Thought for the Day – 8th July 2020
Transformed – Mark 3: 1-5
“Jesus entered the synagogue, and a man was there who had a withered hand. The Pharisees watched him to see whether he would cure him on the sabbath, so that they might accuse him. And he said to the man who had the withered hand, ‘Come forward.’ Then he said to them, ‘Is it lawful to do good or to do harm on the sabbath, to save life or to kill?’ But they were silent. He looked around at them with anger; he was grieved at their hardness of heart and said to the man, ‘Stretch out your hand.’ He stretched it out, and his hand was restored.”

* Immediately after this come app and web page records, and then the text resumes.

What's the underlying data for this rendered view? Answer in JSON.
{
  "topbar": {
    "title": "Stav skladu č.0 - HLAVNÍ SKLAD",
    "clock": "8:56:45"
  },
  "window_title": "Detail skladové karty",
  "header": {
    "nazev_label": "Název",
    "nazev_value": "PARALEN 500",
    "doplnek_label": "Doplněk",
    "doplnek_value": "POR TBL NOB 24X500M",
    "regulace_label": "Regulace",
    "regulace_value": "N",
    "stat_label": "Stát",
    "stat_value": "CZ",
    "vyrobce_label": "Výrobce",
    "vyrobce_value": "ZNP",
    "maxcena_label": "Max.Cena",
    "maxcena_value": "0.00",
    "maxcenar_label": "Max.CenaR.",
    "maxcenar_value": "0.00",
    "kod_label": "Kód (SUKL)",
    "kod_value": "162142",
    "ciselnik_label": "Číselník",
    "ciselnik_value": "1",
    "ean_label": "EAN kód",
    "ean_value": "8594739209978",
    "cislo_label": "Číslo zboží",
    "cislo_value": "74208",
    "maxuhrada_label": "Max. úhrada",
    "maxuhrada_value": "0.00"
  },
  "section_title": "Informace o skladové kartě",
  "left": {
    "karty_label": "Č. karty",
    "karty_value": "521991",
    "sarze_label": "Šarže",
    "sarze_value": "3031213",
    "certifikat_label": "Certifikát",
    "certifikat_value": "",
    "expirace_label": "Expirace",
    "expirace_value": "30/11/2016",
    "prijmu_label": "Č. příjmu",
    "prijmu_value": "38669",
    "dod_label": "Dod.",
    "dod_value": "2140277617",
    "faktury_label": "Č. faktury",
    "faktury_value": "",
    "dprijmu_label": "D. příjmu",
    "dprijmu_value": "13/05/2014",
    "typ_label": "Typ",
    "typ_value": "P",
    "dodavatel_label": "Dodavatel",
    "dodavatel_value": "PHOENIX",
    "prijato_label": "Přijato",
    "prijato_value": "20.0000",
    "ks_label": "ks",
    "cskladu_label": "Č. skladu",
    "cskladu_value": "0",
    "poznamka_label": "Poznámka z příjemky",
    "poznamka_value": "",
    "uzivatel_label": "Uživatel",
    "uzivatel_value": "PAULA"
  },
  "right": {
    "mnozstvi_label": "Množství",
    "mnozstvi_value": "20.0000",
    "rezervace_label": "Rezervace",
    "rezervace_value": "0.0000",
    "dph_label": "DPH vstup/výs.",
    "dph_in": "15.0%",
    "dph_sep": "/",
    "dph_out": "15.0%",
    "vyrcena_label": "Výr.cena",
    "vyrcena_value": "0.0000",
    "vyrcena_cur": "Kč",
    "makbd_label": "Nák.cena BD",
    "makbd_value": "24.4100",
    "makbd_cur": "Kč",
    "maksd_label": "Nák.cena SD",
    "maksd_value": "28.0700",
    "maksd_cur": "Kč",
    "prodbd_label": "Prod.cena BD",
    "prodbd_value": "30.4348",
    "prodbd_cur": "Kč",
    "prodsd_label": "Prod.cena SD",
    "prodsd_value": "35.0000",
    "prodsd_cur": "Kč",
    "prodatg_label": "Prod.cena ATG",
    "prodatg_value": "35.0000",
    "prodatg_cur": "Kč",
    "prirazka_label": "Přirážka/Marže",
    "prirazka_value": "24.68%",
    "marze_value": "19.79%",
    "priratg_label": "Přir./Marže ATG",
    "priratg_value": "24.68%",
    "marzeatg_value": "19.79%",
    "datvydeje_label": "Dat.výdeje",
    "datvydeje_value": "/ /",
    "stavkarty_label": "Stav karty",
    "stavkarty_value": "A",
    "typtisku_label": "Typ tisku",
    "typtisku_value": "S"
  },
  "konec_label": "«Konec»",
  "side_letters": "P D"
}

Because the man’s hand and arm were ‘shrivelled’, it probably meant he could not earn his own living. Without a welfare state, this would have made him and his family homeless beggars. Yet some of his heartless neighbours saw him only as bait to trap Jesus into breaking one of their petty religious rules. Jesus could see how much sadness and loss this man’s disability had caused, but what deeply distressed him were the cold uncaring faces surrounding him. Why do we, who love God, so often criticise others? We disapprove of the Sunday sermon, complain about loud worship music and grumble about disruptive children, we complain if things are not done to our liking and lose patience if we have to wait too long in a queue. Do you think Jesus would feel sad at the way we behave towards others? I believe he would.
I love this story because it shows just how much Jesus understands the difficulties of disablement. People don’t always understand how strokes, falls, arthritis and many other diseases can rob us of so many good things. Jesus cared more about this man’s problems than about his own reputation, and he cares about our problems too.

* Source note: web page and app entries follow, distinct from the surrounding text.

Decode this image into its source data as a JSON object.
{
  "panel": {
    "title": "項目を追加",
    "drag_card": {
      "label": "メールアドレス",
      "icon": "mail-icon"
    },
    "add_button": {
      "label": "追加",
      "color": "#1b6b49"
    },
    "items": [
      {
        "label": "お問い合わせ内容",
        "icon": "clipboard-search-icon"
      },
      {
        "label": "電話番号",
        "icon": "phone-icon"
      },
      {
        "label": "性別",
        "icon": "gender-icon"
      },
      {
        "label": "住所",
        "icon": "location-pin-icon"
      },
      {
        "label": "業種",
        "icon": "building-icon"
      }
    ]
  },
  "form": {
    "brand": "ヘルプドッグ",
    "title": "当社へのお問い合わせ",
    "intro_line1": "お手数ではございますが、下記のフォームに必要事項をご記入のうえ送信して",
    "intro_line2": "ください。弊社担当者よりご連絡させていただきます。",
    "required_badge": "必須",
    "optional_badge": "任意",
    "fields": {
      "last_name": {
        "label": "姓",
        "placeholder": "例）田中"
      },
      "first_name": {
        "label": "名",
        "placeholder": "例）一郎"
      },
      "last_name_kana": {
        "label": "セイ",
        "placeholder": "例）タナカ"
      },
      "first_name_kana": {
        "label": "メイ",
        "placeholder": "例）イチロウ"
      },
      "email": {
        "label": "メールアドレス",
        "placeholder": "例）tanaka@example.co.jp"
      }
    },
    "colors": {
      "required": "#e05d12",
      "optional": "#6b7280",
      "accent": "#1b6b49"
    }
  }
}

Lord, help us not to criticise others who are less able than ourselves, and through our love of them, help us to show them your unconditional love. Amen.